EXERCISE DETAILS:
Among the entries below, find all lines that include "description" and copy them.

SUPPLIED MATERIAL:
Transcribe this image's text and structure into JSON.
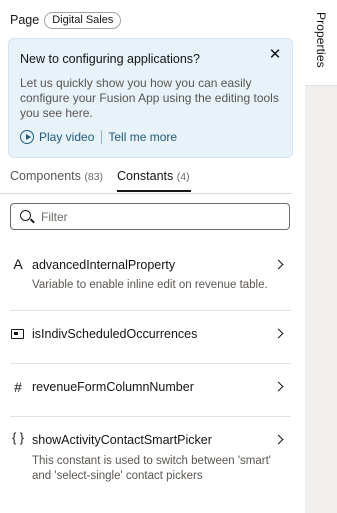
{
  "page": {
    "label": "Page",
    "badge": "Digital Sales"
  },
  "rail": {
    "tab_label": "Properties"
  },
  "info": {
    "title": "New to configuring applications?",
    "body": "Let us quickly show you how you can easily configure your Fusion App using the editing tools you see here.",
    "play_video": "Play video",
    "tell_me_more": "Tell me more",
    "close_icon": "close-icon"
  },
  "tabs": [
    {
      "label": "Components",
      "count": "(83)",
      "active": false
    },
    {
      "label": "Constants",
      "count": "(4)",
      "active": true
    }
  ],
  "filter": {
    "placeholder": "Filter",
    "value": ""
  },
  "constants": [
    {
      "icon": "text-icon",
      "glyph": "A",
      "name": "advancedInternalProperty",
      "description": "Variable to enable inline edit on revenue table."
    },
    {
      "icon": "boolean-icon",
      "glyph": "",
      "name": "isIndivScheduledOccurrences",
      "description": ""
    },
    {
      "icon": "number-icon",
      "glyph": "#",
      "name": "revenueFormColumnNumber",
      "description": ""
    },
    {
      "icon": "object-icon",
      "glyph": "{ }",
      "name": "showActivityContactSmartPicker",
      "description": "This constant is used to switch between 'smart' and 'select-single' contact pickers"
    }
  ],
  "colors": {
    "info_bg": "#e7f2f9",
    "link": "#205b79",
    "rail_bg": "#f1efed"
  }
}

RESPONSE:
      "description": "Variable to enable inline edit on revenue table."
      "description": ""
      "description": ""
      "description": "This constant is used to switch between 'smart' and 'select-single' contact pickers"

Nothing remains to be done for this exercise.